We asked 4 photo editors 4 questions regarding the app and how they use it professionally to discover new talent, what they like to see from the photographers they’ve worked with, and what not to post. Read on for tips. Read more…
In the middle of last year, Google finally gave users the option of customizing its homepage with a photograph. Microsoft’s Bing search engine, however, has featured photography ever since it launched in 2009. Fast Company has an interesting article about how the photographs are an integral part of the strategy for stealing users from Google:
You might not imagine a bunch of editors running around looking for sexy, captivating photographs all day at Microsoft, but that’s exactly the case at Bing […] Every few weeks, the team gathers for a few hours to vote photographs up or down gathered from 14 different image providers, including the Bill Gates-owned Corbis.
Over the years, the team has started to learn what images entice users most. Event-specific photographs, for instance, tend to drive tons of traffic: images from India’s Holi festival, for “national squirrel appreciation day,” or of a solar eclipse.
Bing also sees big traffic “anytime we put animals up,” says Horstmanshof. “People just love animals.”
This also explains why large format newspaper photoblogs have exploded in popularity over the past few years.
How Bing’s Editors Choose Sexy Images To Seduce You Away From Google [Fast Company]

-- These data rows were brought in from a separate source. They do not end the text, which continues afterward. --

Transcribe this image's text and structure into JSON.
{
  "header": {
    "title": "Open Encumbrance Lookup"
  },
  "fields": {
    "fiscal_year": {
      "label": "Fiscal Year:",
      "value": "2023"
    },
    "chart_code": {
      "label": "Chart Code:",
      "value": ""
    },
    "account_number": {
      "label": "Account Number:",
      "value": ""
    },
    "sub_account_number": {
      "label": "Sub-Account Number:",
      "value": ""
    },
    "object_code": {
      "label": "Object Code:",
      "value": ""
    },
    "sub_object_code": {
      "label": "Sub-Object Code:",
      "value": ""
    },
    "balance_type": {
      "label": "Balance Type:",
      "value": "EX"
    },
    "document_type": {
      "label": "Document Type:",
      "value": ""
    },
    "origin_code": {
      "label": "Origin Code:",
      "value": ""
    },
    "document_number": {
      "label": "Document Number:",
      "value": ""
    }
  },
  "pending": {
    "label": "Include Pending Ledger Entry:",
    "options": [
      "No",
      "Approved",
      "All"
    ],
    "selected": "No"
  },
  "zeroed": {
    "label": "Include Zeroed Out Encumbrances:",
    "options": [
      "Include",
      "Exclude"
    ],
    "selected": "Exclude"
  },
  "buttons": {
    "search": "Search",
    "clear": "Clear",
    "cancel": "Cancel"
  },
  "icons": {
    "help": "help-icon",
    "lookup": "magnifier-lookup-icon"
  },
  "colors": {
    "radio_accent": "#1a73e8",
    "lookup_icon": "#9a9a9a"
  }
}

Aviary just launched a new HTML5 photo editor that lets you quickly and easily edit images without Flash. Third-party websites can also embed the editor, allowing images to be edited in place without having to visit Aviary’s website. The widget provides some basic features expected from image editors (e.g. cropping, brightness, contrast, saturation), but also some Hipstamatic-style image filters (instant, toy camera, old photo, retro) that style your photos with a single click.
HTML5 Editor (via Lifehacker)
This has been around for a while already, so many of you have probably seen it, but I just started playing around with it today and was so impressed that I had to share it here. Pixlr is a browser-based Flash application for image editing that resembles Photoshop in both features and functionality. If you’re familiar with Photoshop, then you should have no trouble picking up Pixlr, which is great for situations where you’re on a computer that doesn’t have Photoshop installed.
Try it out and let us know what you think!